Why bother with a proof?

In printing you should always double (even triple) check your work, and then check it once more. We run across many clients who really think a proof is unnecessary and blow right through this critical part of the process…then when they get the labels they realize a mistake they have made or failed to catch a typo or error made during the type-setting/proofing process. Proofing is all about preventing mistakes BEFORE labels are printed, delivered and applied to your wine. Please trust us here…PROOF!!!!  Re-printing is Expensive…A real “sour grape” if you will.

What Does “Full Bleed” Mean?

Understanding the concept of a “full bleed” is important if you want color on your labels that extends right up to the edge. This is best explained by an example. Let’s look at the label above. What we want is a 3” x 5” finished label indicated by the black die-line. For this complete background coverage of color, we actually create a box that is slightly bigger than our finished label. For most instances the size of the finished art that we use to print the label is 1/16” larger on all sides. So, the box that we create is actually 3.125” x 5.125”.

What is the reason for this extra space? It has to do with the way a label is created. When labels are created they are first printed on the label material and then they are die cut into the shape you want.

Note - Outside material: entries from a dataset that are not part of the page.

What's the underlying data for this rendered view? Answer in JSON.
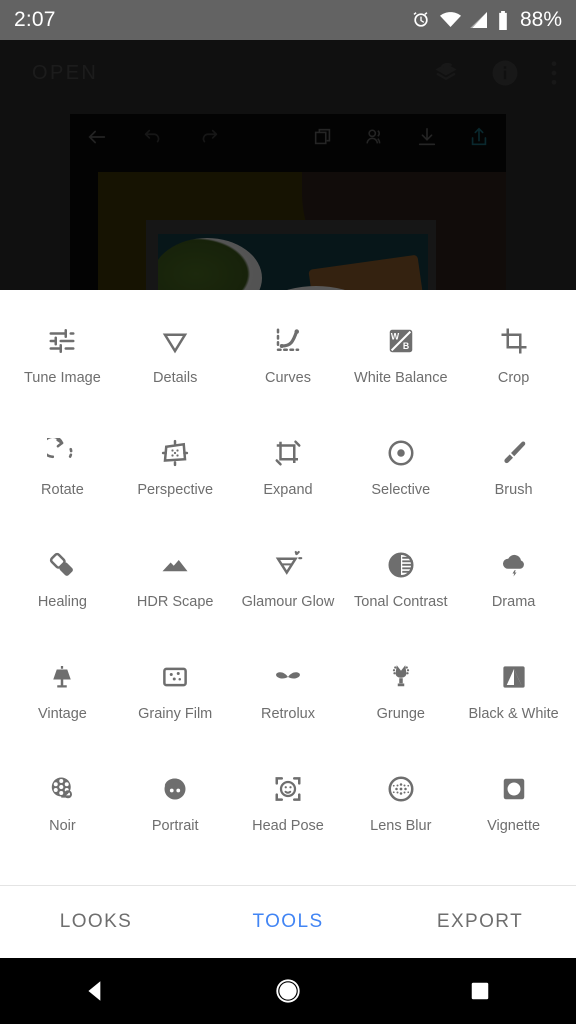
{
  "status_bar": {
    "time": "2:07",
    "battery_percent": "88%",
    "icons": [
      "alarm-icon",
      "wifi-icon",
      "cell-signal-icon",
      "battery-icon"
    ]
  },
  "app_bar": {
    "title": "OPEN",
    "icons": [
      "stack-layers-icon",
      "info-icon",
      "overflow-menu-icon"
    ]
  },
  "editor_toolbar": {
    "icons": [
      "back-arrow-icon",
      "undo-icon",
      "redo-icon",
      "stack-copies-icon",
      "portrait-people-icon",
      "download-icon",
      "share-export-icon"
    ]
  },
  "sheet": {
    "tools": [
      {
        "label": "Tune Image",
        "icon": "tune-sliders-icon"
      },
      {
        "label": "Details",
        "icon": "details-triangle-icon"
      },
      {
        "label": "Curves",
        "icon": "curves-icon"
      },
      {
        "label": "White Balance",
        "icon": "white-balance-icon"
      },
      {
        "label": "Crop",
        "icon": "crop-icon"
      },
      {
        "label": "Rotate",
        "icon": "rotate-icon"
      },
      {
        "label": "Perspective",
        "icon": "perspective-icon"
      },
      {
        "label": "Expand",
        "icon": "expand-icon"
      },
      {
        "label": "Selective",
        "icon": "selective-target-icon"
      },
      {
        "label": "Brush",
        "icon": "brush-icon"
      },
      {
        "label": "Healing",
        "icon": "healing-bandage-icon"
      },
      {
        "label": "HDR Scape",
        "icon": "hdr-mountains-icon"
      },
      {
        "label": "Glamour Glow",
        "icon": "glamour-glow-icon"
      },
      {
        "label": "Tonal Contrast",
        "icon": "tonal-contrast-icon"
      },
      {
        "label": "Drama",
        "icon": "drama-cloud-icon"
      },
      {
        "label": "Vintage",
        "icon": "vintage-lamp-icon"
      },
      {
        "label": "Grainy Film",
        "icon": "grainy-film-icon"
      },
      {
        "label": "Retrolux",
        "icon": "retrolux-mustache-icon"
      },
      {
        "label": "Grunge",
        "icon": "grunge-guitar-icon"
      },
      {
        "label": "Black & White",
        "icon": "black-and-white-icon"
      },
      {
        "label": "Noir",
        "icon": "noir-film-reel-icon"
      },
      {
        "label": "Portrait",
        "icon": "portrait-face-icon"
      },
      {
        "label": "Head Pose",
        "icon": "head-pose-icon"
      },
      {
        "label": "Lens Blur",
        "icon": "lens-blur-icon"
      },
      {
        "label": "Vignette",
        "icon": "vignette-icon"
      }
    ]
  },
  "tab_bar": {
    "tabs": [
      {
        "label": "LOOKS",
        "active": false
      },
      {
        "label": "TOOLS",
        "active": true
      },
      {
        "label": "EXPORT",
        "active": false
      }
    ],
    "active_color": "#4285f4",
    "inactive_color": "#6e6e6e"
  },
  "nav_bar": {
    "buttons": [
      "back-triangle-icon",
      "home-circle-icon",
      "recents-square-icon"
    ]
  },
  "colors": {
    "status_bar_bg": "#636363",
    "app_bg_dim": "#2b2b2b",
    "sheet_bg": "#ffffff",
    "icon_gray": "#6e6e6e",
    "accent_blue": "#4285f4"
  }
}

This cutting is a mechanical process and the material can drift ever so slightly (up to 1/32”) during the die cutting. If you just had color without a full bleed then when the material shifted slightly you would notice a white area at the edge of your label. By adding 1/16” of color to all sides of your label you will ensure you will get a finished product that looks good and has color all the way to the very edge of your label.

How Do I Get a BAR CODE for My Products?

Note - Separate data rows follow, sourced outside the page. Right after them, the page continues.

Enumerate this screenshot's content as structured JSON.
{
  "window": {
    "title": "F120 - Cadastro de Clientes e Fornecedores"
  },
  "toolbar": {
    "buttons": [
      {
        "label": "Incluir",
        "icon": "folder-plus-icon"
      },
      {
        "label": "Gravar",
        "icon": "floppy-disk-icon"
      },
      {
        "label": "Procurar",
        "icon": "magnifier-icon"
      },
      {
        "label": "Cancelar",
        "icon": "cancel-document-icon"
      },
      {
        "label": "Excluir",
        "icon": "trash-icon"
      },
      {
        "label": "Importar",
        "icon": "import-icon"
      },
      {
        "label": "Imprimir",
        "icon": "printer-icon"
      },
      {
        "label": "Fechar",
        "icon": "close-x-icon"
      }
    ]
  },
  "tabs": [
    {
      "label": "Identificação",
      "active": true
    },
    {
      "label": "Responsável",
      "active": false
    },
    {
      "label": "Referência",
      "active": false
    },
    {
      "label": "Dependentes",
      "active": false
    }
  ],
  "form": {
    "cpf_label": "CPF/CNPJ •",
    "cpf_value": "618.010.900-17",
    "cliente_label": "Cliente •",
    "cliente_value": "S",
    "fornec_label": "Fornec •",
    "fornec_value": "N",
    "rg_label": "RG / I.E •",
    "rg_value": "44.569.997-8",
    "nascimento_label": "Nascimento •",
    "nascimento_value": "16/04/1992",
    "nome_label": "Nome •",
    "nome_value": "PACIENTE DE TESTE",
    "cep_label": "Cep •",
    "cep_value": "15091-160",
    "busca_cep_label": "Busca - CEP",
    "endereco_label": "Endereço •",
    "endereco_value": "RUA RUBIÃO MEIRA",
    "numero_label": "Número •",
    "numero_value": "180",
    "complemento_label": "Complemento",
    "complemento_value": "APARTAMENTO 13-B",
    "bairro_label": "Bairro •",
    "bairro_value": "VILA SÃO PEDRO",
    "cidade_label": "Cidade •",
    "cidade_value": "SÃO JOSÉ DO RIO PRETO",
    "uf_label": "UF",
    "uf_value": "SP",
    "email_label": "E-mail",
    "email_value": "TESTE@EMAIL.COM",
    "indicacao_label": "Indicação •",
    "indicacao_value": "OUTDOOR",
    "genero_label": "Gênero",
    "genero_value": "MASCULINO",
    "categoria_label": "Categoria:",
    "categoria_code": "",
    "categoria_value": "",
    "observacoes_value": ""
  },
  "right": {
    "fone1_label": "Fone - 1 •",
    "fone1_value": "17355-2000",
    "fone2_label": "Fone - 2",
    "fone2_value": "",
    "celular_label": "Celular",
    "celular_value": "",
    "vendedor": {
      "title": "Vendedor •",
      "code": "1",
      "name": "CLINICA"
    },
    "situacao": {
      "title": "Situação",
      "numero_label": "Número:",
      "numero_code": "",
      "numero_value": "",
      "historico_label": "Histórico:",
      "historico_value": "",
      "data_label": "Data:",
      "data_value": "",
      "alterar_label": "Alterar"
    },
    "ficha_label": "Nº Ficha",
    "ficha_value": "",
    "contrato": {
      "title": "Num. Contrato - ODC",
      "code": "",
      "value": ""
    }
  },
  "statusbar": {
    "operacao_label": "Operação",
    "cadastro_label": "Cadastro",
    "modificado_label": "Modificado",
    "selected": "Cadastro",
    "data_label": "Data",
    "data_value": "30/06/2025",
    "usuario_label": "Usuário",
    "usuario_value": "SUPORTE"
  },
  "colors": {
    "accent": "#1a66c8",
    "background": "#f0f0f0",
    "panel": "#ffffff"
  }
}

If your wine is going into distribution and will be sold In retail stores then you will want to consider including a bar code on your back label.

The bar code on most retail products in this country is called a UPC (Universal Product Code), and you obtain them from the Uniform Code Council. You first need to become a member of their “GS1 US Partner Connections”  which can all be done online.  The amount you pay is dependent on the number of products you will be selling, and your company’s gross revenues. The processing time is usually about 7 days and then you receive your company prefix number. You can then create your full bar code number for each product with the help of the membership kit you will receive. Once you have been supplied your number you can turn that info over to us and we will create your bar code (using special software) and drop it onto your supplied art files.

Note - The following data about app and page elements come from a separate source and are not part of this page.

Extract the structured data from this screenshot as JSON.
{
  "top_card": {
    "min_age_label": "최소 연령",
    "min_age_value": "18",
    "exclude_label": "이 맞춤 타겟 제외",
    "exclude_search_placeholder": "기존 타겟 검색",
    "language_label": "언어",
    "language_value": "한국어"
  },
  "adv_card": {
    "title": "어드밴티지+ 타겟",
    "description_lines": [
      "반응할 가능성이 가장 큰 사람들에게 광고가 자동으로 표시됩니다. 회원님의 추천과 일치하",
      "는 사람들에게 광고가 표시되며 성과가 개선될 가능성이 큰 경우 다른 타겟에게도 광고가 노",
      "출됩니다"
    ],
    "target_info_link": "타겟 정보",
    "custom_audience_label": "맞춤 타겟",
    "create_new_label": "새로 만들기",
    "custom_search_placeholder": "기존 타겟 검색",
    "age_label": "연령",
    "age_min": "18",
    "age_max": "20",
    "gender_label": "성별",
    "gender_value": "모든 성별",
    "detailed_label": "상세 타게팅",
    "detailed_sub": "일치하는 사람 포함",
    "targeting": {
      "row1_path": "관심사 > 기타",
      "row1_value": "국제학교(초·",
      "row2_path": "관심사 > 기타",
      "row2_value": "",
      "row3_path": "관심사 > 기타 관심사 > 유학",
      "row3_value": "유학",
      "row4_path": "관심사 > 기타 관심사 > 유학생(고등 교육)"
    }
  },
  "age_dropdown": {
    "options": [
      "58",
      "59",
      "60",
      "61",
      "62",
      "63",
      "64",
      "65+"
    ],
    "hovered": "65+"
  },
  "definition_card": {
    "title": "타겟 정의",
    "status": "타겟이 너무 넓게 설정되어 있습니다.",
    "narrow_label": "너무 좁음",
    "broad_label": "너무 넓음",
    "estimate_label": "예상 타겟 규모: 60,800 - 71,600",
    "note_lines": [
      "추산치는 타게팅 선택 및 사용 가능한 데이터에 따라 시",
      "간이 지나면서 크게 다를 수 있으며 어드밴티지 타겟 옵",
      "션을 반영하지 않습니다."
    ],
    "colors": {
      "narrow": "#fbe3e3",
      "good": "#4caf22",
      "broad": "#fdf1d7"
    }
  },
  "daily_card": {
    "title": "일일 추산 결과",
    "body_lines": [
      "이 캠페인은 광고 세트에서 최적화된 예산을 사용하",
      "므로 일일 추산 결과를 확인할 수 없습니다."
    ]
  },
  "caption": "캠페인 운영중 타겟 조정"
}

If you have a small number of products (less than twenty) there is a more cost effective way to obtain a registered UPC code. Just type “buy a bar code” into Google and you will see many companies selling barcode numbers for far less than the UCC membership fee. Note: There has been a recent onset of “fake” or “hot” upc codes being offered on the internet – do your homework.

Be sure to designate a space on your back label for the bar code. It is best to create a “white box” around your bar code and print the code in a dark color/preferably in black. The official size requirement is 1″ high x 1.5″ wide although in reality we print bar codes that are as small as 0.5″ high and 1″ wide (any smaller than that and the retailer might experience scanning difficulties).  Please note, we will run a “test scan” of your bar code prior to production to insure readability.